Try it: Among the entries below, tally each line containing "JSON"; respond with the total only.

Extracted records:

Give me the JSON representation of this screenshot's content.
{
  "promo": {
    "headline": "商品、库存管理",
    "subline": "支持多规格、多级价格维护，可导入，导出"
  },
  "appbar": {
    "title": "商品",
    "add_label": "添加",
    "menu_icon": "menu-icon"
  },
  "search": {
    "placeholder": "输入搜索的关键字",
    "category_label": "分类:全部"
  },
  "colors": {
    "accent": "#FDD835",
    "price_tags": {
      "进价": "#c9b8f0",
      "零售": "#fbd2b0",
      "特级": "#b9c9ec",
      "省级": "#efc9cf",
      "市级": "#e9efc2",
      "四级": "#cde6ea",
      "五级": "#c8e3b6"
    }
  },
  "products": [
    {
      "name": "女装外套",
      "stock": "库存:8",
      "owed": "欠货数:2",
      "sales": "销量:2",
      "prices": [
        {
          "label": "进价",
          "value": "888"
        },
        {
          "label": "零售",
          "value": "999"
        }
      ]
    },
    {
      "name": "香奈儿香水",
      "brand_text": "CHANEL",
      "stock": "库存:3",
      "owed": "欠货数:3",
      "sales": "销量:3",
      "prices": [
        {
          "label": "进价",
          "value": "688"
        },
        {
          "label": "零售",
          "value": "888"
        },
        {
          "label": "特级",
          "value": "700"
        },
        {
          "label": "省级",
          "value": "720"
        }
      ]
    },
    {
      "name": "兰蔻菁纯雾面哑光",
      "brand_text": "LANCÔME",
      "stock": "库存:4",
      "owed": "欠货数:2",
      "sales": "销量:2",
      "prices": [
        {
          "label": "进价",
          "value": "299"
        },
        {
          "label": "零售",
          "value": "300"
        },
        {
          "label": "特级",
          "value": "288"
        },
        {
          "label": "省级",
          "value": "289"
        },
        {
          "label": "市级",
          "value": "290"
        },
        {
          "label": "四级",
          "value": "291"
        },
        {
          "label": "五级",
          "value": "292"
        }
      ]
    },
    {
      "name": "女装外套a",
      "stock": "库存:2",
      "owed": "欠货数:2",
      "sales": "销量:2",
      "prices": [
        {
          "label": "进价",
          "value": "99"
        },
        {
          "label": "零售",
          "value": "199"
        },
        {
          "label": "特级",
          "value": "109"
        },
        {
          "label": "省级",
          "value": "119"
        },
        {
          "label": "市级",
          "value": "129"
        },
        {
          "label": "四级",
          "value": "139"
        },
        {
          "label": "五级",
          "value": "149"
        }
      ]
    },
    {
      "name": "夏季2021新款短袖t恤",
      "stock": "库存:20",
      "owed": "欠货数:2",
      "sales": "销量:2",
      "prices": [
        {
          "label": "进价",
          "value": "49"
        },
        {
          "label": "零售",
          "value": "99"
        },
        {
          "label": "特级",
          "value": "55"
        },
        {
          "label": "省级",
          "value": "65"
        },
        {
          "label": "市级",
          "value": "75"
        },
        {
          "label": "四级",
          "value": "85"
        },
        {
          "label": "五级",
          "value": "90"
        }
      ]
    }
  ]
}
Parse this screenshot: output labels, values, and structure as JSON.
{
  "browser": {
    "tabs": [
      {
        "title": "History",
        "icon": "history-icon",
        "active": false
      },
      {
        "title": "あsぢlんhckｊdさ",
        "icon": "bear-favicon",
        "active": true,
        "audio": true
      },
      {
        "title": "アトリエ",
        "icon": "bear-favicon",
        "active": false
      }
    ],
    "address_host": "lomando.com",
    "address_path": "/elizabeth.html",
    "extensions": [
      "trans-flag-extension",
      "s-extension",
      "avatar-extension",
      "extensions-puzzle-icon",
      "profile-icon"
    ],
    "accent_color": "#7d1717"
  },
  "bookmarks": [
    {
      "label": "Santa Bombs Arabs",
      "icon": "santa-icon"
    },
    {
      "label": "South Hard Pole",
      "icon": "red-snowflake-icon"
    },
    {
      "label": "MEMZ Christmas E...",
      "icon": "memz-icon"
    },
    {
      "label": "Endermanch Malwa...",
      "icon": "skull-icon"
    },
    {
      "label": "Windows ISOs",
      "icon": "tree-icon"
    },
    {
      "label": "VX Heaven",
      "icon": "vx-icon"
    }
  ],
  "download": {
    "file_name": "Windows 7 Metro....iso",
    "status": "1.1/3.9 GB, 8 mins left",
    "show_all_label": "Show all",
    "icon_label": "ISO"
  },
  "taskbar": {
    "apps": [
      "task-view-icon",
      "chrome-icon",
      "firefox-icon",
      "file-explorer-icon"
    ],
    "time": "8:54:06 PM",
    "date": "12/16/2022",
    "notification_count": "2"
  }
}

Solution to this exercise: 2